** Exercise instructions **
Copy every record exactly, leaving the pictures out.

** Excerpted records **
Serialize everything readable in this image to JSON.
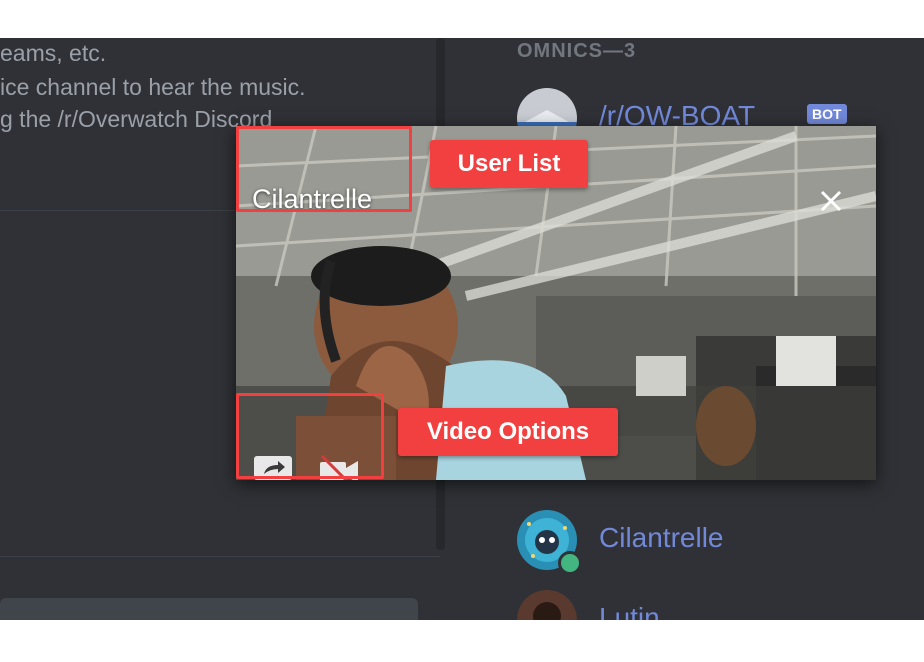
{
  "chat": {
    "lines": [
      "eams, etc.",
      "ice channel to hear the music.",
      "g the /r/Overwatch Discord"
    ]
  },
  "members": {
    "section_title": "OMNICS—3",
    "list": [
      {
        "name": "/r/OW-BOAT",
        "tag": "BOT"
      },
      {
        "name": "Cilantrelle"
      },
      {
        "name": "Lutin"
      }
    ]
  },
  "video": {
    "user_name": "Cilantrelle",
    "close_glyph": "✕",
    "annotations": {
      "user_list_label": "User List",
      "video_options_label": "Video Options"
    },
    "icons": [
      "screen-share-icon",
      "video-off-icon",
      "close-icon"
    ]
  },
  "colors": {
    "background": "#36393f",
    "panel": "#2f3136",
    "blurple": "#7289da",
    "annotation_red": "#f23f3f",
    "online_green": "#43b581"
  }
}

** Final answer **
Serialize everything readable in this image to JSON.
{
  "chat": {
    "lines": [
      "eams, etc.",
      "ice channel to hear the music.",
      "g the /r/Overwatch Discord"
    ]
  },
  "members": {
    "section_title": "OMNICS—3",
    "list": [
      {
        "name": "/r/OW-BOAT",
        "tag": "BOT"
      },
      {
        "name": "Cilantrelle"
      },
      {
        "name": "Lutin"
      }
    ]
  },
  "video": {
    "user_name": "Cilantrelle",
    "close_glyph": "✕",
    "annotations": {
      "user_list_label": "User List",
      "video_options_label": "Video Options"
    },
    "icons": [
      "screen-share-icon",
      "video-off-icon",
      "close-icon"
    ]
  },
  "colors": {
    "background": "#36393f",
    "panel": "#2f3136",
    "blurple": "#7289da",
    "annotation_red": "#f23f3f",
    "online_green": "#43b581"
  }
}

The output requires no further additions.